147
XPS high resolution scan of cadmium 3d3 and 3d5 peaks
obtained from Perkin-Elmer instrument. Spectrum are of a
heat treated thin film, as-received and after a one minute
sputter etch.
Figure 49


Ul
igutre 9
fion of the
Variatio^g
authors-
absorption
coefficient
reported

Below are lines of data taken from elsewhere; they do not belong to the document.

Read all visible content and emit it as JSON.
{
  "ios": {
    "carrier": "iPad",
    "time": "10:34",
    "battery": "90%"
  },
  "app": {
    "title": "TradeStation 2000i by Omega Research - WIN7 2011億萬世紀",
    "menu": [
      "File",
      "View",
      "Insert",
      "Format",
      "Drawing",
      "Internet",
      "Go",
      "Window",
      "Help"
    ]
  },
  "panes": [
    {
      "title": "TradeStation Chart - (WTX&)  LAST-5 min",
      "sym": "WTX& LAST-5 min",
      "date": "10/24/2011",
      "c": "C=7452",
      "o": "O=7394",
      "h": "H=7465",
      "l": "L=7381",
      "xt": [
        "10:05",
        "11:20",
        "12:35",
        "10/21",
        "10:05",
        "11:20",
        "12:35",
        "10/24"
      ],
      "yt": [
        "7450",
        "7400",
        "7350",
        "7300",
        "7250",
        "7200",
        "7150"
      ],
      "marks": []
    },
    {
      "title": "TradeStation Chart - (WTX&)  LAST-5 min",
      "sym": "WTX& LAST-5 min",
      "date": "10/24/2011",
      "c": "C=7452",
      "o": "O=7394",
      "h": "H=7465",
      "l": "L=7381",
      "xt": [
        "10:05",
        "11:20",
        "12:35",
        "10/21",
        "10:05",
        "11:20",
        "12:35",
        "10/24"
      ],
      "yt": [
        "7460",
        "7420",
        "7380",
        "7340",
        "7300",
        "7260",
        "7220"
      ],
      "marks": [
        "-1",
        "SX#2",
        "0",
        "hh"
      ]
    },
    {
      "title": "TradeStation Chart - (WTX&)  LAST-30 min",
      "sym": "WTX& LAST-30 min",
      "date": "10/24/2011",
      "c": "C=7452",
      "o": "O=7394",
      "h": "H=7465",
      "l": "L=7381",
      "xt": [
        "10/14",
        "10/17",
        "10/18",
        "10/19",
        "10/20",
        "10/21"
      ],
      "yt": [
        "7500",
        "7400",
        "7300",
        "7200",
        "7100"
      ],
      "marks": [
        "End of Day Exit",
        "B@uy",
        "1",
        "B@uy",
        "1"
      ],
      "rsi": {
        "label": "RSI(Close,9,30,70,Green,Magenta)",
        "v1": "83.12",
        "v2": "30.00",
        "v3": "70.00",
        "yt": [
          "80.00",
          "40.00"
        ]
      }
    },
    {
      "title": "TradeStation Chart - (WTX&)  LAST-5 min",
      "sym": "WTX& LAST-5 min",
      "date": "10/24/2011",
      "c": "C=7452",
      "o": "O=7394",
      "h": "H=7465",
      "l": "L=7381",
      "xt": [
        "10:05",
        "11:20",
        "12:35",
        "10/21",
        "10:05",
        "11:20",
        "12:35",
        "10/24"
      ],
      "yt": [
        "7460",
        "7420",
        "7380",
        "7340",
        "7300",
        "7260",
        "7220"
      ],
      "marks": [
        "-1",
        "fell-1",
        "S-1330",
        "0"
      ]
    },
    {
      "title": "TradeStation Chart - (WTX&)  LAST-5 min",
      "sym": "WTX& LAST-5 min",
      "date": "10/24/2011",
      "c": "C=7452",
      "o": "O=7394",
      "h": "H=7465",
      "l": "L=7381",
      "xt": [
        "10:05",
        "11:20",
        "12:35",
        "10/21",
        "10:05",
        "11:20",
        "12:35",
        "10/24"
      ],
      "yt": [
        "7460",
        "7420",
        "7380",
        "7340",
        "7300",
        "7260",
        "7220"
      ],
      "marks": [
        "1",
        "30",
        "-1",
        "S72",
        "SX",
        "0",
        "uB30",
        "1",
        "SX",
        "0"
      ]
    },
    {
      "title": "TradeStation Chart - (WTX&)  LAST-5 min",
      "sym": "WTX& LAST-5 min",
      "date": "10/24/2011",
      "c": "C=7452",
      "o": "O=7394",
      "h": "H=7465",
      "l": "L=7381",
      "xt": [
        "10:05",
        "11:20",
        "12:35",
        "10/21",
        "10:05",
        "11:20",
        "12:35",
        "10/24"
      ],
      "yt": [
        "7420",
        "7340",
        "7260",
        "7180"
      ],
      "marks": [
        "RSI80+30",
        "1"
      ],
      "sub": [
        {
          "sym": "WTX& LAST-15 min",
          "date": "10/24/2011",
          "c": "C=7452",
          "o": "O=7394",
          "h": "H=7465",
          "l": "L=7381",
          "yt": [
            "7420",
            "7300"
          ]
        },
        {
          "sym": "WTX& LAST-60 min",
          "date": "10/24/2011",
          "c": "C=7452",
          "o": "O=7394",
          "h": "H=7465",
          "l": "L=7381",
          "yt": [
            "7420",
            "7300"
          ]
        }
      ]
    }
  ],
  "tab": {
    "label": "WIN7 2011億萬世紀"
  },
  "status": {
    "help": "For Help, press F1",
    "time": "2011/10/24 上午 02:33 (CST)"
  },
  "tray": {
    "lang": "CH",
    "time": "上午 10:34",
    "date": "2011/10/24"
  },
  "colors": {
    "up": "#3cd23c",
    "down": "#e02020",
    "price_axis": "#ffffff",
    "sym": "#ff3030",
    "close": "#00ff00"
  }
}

180
listed in Table 6. The absolute values of the peak energies are
slightly different, but the energy difference between the A, B and C
levels is nearly the same in both spectra. The difference in absolute
values may be attributed to the same source which produces the
difference in the absorption band edge, displayed in Figure 68b. The
peaks are much sharper in the reflection spectra because the technique
is very sensitive to changes in reflectivity and also because the
reflection spectrum was taken at 4.2 K. The broader peaks observed
here may be due to temperature broadening, as well as orientational
broadening in the polycrystalline films.
The observation of exciton absorption peaks was made in all films
heat treated to above 500 C. With the large grain growth that occurs
with high temperature furnace heat treatments, it is not surprising
that exciton levels should occur in a polycrystalline thin film,
because even with a grain size of 3000 , the band gap should be well
established. An interesting result however, is indicated by Figure 70
which shows exciton levels to be present in a RTA film in which the
grain size is only 900 . The absorption peaks are less intense and
slightly shifted, but they are definitely present. This indicates that
large grain growth is not required to produce polycrystalline thin
films which display exciton levels. What is needed is only the
annealing of certain defects.
Another interesting observation is the variation of the exciton
peaks with temperature. Figure 71a shows that only a slight shift and
decrease in intensity occurs when the temperature is increased to 40
K, but at 100 K the A exciton peak has become a shoulder, the B and C


32
forming a bound exciton complex, which will have a lower energy than
the corresponding free exciton.
Of all the II-VI semiconductor materials, the exciton states in
bulk CdS have been studied the most and are perhaps the best
understood. Reflection, absorption, and luminescence studies dating
back to the mid-fifties have investigated the exciton states in this
material. Excitation of the states can be accomplished by either
electron bombardment or by photon absorption. When the emission is due
to the latter process it is known as photoluminescence and the results
reported for CdS are detailed below.
Photoluminescence of CdS
When CdS is excited by photons of energy greater than the band gap
the characteristic luminescence which results form the decay of excited
states is shown to consist of two primary emission bands. The first,
known as the "green-edge emission" is due to the edge emission of
various states in the band gap, i.e. shallow donor-acceptor
recombinations. Studies of the edge emission of CdS were made by
Kroger as early as 1940. At a slightly higher energy, a band known
as the "blue-edge emission" occurs and is due to emission from free and
bound exciton complexes.^ A typical low resolution spectrum
displaying these two bands is shown Figure 6, and a high resolution
spectrum of a portion of the blue band is shown in Figure 7. The
intensity of the bands is dependent upon the polarization of the
incident light with respect to the c-axis of the crystal.


50 run
Figure 61 High magnification TEH micrograph of heat treated C0SAD2
thin film showing fine dispersion of microcrystallites.